Ride-sharing startups tend to be run by young, smart people with utopian ambitions and access to unfathomable pools of venture capital. So we might assume they have esoteric knowledge about the future of transportation that the Louie DePalmas and Thelma Dickinsons in the regular auto industry can't discern.
Sharing services "defy the very notion of a car as a personal, autonomous machine,'' the McKinsey consultancy wrote in 2014. Uber is ushering in a era when "car ownership goes away,'' its Chief Executive Officer Travis Kalanick told a tech conference the same year.
So the news that Toyota is investing an unspecified amount in Uber, and that Volkswagen is stumping up $300 million for a stake in the Israeli ride-sharing startup Gett, provokes the question: What secrets do the old-industry dinosaurs hope these travelers from the future will teach them?
In fact, the truth is closer to the opposite. Uber's scale and rapid growth certainly are impressive -- it has more than a million active drivers globally, and 450,000-plus in the U.S. alone, according to the company -- but it looks more modest when you put it in the context of a world with more than 1 billion registered vehicles.
In the U.S., Uber drivers account for only 0.17 percent of the country's 265 million registered vehicles.

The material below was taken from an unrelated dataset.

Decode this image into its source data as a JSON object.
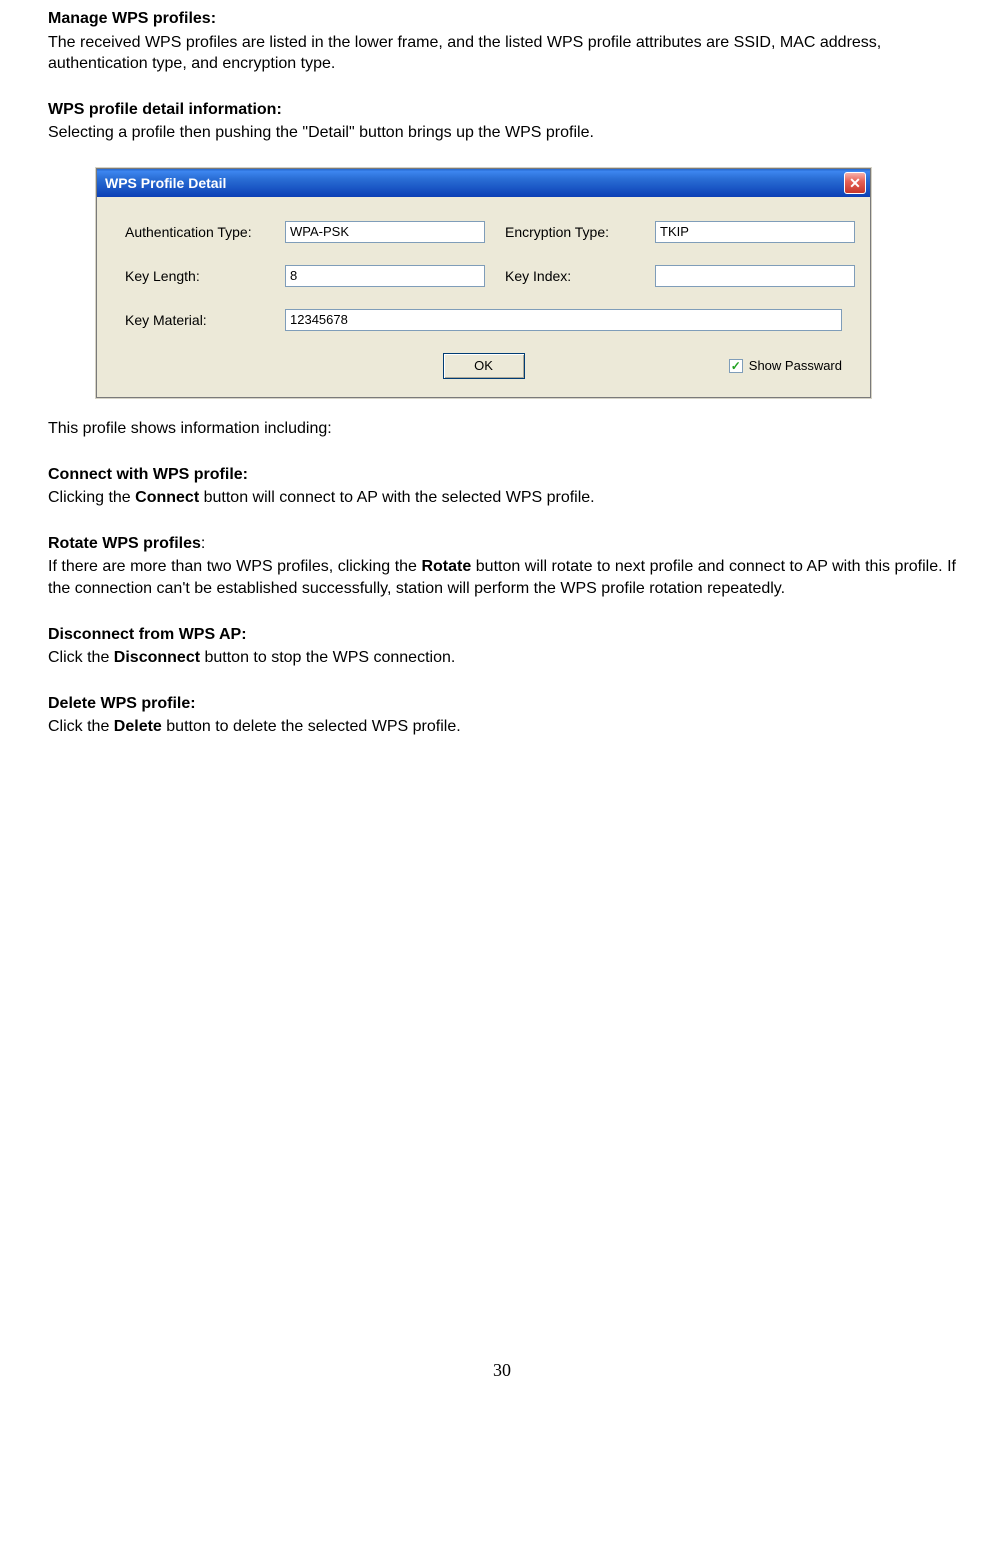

Toyota alone sells about 2.5 million new cars in the U.S. every year, according to data compiled by Bloomberg.
Uber doesn't even have the biggest fleet in the U.S., which probably belongs to Hertz. Avis Budget has more than 350,000 vehicles on its lots around the Americas, and the federal government has another 204,000. Last year, the top nine car manufacturers sold another 630,000-odd vehicles to government and corporate fleet-buying programs.
If you think that these are all dumb hunks of metal compared with Uber's web of connected iPhones, you'd be mistaken. Thanks to the GPS navigation and safety reporting devices that are rapidly becoming as standard in automobiles as airbags and ABS brakes, carmakers have access to a vastly richer pool of data on our driving habits than ride-sharing apps could hope to draw on.
There were 26 million connected cars in 2014 that collected about 480 million terabytes of data over the course of the year, according to IBM. That number will rise to 11.1 petabytes by 2020 -- enough to house the digital collections of the British Library twice over. In 2025, as much as 88 percent of cars sold in the U.S. will have embedded telematics such as GPS and safety reporting devices, according to EY.
Toyota itself is investing $1 billion in a research institute to develop autonomous-driving and new safety technologies, and last month announced a partnership with Microsoft on telematics.
The most important part of the latest announcement is not Toyota's investment in Uber, but its simultaneous decision to offer lease finance to Uber drivers. That highlights the real rival here: General Motors, which in March announced a comparable short-term rental program with Lyft, the Uber arch-enemy in which it made a $500 million investment in January.
Big automakers aren't ignoring the way that ride-sharing apps are changing the transport world, but neither are they overestimating it. If Uber, and Lyft, and Gett, and Didi Chuxing become more dominant fixtures in urban transport, the world won't have changed radically. But carmakers may have acquired some important new customers, and like good salespeople, they're building their relationships early.
This column does not necessarily reflect the opinion of Bloomberg LP and its owners.
To contact the author of this story:
David Fickling in Sydney at email@example.com
To contact the editor responsible for this story:
Paul Sillitoe at firstname.lastname@example.org